| Exercise aim |
A line qualifies if it holds the string "JSON". Copy every qualifying line from the records.

- Opening Delimiter -

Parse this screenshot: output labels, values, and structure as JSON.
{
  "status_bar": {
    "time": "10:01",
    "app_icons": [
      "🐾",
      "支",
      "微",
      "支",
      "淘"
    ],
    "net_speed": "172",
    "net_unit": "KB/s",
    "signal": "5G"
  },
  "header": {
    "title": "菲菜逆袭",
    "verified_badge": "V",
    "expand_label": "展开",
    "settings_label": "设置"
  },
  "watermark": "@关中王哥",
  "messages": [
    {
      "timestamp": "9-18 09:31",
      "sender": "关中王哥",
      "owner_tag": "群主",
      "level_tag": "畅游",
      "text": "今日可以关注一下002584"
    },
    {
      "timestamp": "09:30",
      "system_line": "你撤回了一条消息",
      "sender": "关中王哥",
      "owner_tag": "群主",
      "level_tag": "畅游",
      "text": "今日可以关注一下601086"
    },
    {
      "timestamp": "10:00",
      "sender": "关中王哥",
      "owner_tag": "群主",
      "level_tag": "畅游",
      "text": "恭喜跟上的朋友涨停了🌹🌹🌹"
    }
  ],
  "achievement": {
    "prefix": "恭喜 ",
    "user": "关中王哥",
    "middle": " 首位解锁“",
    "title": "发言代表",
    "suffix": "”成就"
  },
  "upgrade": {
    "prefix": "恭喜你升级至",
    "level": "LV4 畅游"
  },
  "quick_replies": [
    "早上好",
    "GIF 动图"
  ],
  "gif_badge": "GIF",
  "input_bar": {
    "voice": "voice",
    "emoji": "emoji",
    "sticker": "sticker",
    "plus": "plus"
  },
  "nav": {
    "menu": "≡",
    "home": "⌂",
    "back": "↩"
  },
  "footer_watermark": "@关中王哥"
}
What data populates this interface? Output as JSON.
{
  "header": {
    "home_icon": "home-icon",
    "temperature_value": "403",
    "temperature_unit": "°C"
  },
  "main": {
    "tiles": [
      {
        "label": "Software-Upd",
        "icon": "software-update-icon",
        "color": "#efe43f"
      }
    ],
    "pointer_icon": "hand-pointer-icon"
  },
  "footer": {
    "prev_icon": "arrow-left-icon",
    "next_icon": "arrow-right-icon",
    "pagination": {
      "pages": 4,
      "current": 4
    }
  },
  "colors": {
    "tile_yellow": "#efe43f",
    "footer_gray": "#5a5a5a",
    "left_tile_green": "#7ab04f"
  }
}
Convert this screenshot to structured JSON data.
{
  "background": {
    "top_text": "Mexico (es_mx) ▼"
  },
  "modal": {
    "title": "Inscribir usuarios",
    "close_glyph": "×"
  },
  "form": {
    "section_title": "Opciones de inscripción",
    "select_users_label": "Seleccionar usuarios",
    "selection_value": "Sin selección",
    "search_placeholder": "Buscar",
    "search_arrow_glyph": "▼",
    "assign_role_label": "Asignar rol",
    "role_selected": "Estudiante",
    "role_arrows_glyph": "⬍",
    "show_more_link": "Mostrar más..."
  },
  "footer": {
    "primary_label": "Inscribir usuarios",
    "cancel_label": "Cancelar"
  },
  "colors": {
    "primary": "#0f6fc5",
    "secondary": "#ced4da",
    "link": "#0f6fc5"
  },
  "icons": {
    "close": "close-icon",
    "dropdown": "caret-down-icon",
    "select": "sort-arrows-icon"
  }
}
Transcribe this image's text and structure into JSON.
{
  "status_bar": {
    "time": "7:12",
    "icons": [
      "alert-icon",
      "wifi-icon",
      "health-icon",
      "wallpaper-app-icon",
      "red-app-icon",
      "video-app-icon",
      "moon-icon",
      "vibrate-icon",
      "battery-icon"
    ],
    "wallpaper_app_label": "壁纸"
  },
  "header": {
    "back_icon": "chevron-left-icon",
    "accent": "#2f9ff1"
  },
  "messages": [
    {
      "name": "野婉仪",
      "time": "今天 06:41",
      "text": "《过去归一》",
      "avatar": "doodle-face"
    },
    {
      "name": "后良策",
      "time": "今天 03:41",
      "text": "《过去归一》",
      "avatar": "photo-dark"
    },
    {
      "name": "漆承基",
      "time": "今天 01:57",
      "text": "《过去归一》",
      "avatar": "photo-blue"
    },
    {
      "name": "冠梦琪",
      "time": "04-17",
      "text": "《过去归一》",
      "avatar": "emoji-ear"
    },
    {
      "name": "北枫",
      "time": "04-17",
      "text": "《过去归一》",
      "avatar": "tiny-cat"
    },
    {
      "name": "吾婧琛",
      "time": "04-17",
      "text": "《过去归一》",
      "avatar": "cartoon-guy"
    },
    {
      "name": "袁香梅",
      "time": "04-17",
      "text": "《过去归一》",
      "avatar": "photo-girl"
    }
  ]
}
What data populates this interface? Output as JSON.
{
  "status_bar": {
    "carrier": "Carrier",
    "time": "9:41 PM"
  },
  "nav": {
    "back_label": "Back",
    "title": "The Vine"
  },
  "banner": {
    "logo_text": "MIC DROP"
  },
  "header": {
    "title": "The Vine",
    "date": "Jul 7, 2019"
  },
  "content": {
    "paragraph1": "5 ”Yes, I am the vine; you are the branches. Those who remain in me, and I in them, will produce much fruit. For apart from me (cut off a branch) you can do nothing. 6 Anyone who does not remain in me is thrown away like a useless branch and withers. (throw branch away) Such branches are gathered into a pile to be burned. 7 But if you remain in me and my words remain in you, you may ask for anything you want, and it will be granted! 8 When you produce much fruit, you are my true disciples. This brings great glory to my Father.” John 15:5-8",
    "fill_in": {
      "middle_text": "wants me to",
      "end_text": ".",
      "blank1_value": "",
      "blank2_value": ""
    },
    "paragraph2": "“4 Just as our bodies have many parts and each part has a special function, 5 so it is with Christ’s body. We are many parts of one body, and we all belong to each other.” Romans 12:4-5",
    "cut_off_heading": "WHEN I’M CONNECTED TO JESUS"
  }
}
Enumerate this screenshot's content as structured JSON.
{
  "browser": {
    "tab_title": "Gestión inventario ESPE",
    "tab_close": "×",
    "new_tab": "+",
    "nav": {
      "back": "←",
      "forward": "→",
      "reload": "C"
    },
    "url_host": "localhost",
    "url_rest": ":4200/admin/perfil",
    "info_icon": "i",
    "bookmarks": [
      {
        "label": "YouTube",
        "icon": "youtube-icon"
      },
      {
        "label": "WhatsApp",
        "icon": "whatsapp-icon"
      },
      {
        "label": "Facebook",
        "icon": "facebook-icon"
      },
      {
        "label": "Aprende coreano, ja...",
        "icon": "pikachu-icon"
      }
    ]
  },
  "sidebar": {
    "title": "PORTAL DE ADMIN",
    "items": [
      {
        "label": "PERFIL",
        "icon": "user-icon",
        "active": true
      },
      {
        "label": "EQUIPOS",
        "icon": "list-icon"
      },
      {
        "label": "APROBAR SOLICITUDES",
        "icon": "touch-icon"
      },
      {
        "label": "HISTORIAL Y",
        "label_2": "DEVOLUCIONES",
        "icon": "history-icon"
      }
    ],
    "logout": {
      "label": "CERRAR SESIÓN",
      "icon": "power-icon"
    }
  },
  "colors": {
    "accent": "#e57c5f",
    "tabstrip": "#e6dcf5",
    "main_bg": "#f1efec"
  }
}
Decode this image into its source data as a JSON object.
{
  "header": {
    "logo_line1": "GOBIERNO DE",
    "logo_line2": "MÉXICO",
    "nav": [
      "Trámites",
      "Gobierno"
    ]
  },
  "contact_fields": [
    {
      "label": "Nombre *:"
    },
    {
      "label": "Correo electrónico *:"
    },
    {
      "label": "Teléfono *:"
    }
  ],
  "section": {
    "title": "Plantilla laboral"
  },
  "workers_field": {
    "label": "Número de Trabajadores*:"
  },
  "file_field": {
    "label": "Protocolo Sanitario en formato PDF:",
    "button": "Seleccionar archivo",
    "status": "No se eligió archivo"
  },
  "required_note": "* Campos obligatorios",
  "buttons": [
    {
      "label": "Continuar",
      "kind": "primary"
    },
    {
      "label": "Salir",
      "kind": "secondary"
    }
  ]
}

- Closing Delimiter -

| Expected output |
Parse this screenshot: output labels, values, and structure as JSON.
What data populates this interface? Output as JSON.
Convert this screenshot to structured JSON data.
Transcribe this image's text and structure into JSON.
What data populates this interface? Output as JSON.
Enumerate this screenshot's content as structured JSON.
Decode this image into its source data as a JSON object.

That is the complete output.